• **Excerpts from an interface dataset**
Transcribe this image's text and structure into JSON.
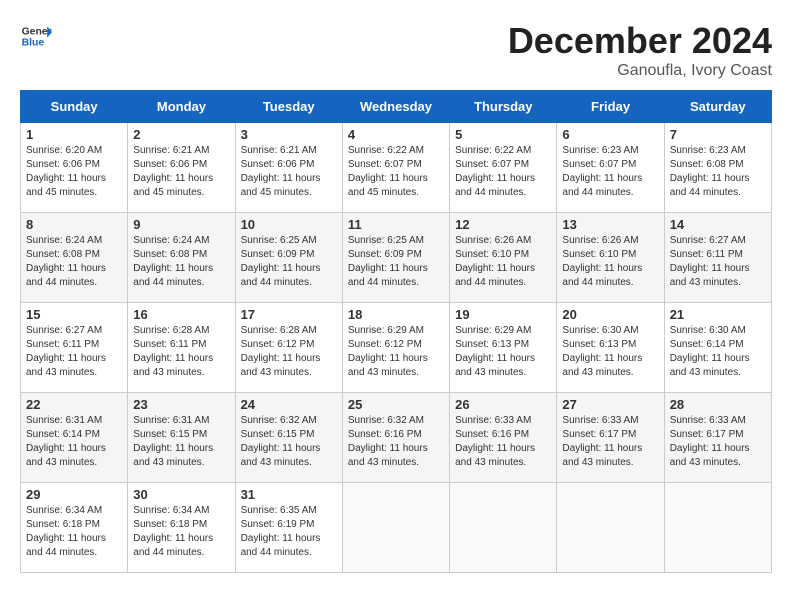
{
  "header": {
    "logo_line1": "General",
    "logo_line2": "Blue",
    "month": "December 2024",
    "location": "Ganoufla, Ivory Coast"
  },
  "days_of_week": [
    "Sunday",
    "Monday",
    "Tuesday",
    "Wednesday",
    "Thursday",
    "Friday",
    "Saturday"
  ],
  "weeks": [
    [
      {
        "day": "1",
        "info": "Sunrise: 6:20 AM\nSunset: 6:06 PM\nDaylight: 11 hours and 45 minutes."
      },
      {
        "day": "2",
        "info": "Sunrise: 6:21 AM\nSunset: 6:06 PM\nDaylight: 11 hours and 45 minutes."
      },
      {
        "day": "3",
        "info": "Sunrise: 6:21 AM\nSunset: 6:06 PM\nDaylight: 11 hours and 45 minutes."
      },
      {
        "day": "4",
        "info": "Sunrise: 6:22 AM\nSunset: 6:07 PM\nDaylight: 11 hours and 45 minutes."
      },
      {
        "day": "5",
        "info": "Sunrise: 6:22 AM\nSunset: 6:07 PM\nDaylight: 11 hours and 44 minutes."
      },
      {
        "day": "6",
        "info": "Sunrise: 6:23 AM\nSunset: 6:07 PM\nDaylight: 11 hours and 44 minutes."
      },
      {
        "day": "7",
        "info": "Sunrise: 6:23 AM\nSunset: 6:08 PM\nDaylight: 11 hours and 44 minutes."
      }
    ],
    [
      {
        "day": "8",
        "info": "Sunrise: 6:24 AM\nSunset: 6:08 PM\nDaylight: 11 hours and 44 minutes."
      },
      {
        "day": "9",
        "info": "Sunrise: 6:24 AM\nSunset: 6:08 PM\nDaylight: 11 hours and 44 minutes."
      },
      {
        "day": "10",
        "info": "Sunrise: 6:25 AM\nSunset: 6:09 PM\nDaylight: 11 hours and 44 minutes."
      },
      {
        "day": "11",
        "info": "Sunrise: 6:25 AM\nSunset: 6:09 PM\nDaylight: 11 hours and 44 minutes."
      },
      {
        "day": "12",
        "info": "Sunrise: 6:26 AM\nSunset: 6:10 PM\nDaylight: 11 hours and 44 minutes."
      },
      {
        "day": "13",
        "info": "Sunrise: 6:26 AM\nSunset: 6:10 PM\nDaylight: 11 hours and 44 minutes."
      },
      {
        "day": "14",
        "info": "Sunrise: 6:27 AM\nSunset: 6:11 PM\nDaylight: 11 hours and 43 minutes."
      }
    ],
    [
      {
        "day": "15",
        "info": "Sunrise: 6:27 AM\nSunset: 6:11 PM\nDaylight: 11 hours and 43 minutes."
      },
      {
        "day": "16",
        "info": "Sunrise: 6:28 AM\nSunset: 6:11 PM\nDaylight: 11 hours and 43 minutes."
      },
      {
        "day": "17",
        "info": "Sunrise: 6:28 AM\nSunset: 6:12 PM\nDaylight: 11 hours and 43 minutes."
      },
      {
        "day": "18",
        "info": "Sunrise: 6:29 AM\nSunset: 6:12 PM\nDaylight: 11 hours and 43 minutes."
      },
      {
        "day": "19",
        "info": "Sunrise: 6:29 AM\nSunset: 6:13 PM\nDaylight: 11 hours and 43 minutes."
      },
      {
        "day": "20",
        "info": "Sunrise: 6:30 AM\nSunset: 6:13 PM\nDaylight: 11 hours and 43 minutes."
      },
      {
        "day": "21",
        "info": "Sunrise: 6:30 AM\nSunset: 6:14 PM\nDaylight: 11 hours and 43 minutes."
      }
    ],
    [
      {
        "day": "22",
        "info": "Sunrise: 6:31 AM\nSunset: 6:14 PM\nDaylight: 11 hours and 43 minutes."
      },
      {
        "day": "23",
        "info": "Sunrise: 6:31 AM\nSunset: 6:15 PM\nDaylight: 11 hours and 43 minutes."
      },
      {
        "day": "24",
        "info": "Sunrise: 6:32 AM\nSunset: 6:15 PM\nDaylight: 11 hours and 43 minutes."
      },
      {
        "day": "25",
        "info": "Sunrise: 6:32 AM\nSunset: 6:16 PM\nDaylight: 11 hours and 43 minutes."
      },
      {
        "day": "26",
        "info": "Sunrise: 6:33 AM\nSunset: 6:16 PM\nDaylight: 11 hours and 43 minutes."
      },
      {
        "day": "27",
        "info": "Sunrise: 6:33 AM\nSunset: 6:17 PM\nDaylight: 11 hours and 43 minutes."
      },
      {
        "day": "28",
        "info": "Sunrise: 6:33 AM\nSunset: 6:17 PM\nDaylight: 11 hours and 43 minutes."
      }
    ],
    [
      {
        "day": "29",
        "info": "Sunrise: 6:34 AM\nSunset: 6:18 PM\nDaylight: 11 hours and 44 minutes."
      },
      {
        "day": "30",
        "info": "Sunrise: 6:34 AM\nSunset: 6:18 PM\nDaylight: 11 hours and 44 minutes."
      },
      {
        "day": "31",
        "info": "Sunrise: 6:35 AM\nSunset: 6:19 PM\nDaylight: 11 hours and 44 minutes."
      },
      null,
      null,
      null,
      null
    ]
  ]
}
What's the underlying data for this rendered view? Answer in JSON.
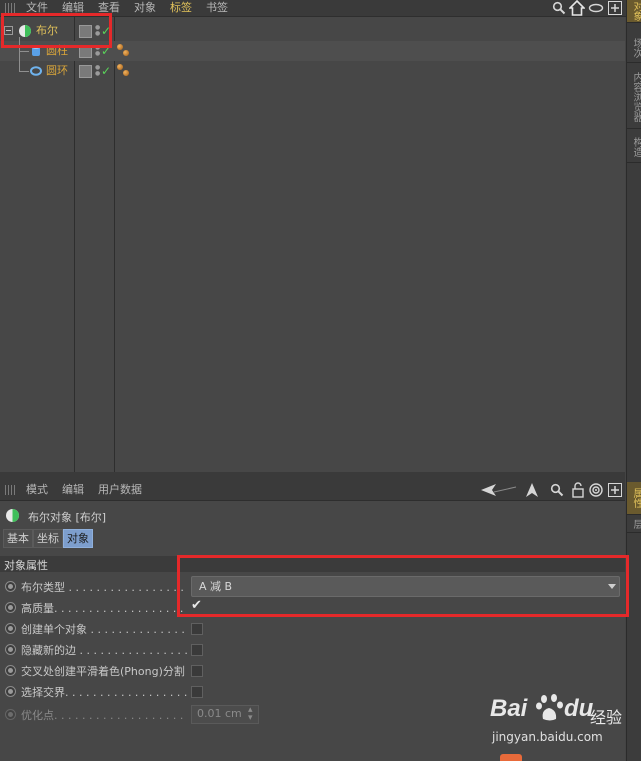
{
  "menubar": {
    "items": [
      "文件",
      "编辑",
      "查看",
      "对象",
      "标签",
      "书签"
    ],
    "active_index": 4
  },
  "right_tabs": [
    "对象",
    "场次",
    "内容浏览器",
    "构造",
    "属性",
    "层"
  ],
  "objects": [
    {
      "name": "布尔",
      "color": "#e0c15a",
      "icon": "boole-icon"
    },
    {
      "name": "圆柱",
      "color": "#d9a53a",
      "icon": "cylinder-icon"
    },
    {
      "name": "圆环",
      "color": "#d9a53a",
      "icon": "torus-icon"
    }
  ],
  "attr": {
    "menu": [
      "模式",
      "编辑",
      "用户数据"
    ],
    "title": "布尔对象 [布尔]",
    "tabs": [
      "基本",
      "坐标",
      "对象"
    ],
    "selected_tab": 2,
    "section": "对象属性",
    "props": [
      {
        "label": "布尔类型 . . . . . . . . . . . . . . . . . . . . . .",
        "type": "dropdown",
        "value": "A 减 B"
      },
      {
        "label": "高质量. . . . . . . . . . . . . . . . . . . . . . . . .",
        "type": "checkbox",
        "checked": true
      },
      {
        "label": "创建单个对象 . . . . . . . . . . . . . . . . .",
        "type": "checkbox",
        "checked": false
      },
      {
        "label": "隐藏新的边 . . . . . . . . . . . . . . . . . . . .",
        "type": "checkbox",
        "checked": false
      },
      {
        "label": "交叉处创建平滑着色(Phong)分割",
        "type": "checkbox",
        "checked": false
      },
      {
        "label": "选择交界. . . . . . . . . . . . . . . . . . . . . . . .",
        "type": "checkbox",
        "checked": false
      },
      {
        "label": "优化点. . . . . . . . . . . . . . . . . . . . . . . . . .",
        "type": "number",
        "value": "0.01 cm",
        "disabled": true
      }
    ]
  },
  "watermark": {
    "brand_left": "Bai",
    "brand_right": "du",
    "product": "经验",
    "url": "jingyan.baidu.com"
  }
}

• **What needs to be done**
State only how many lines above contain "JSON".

• **Worked solution**
2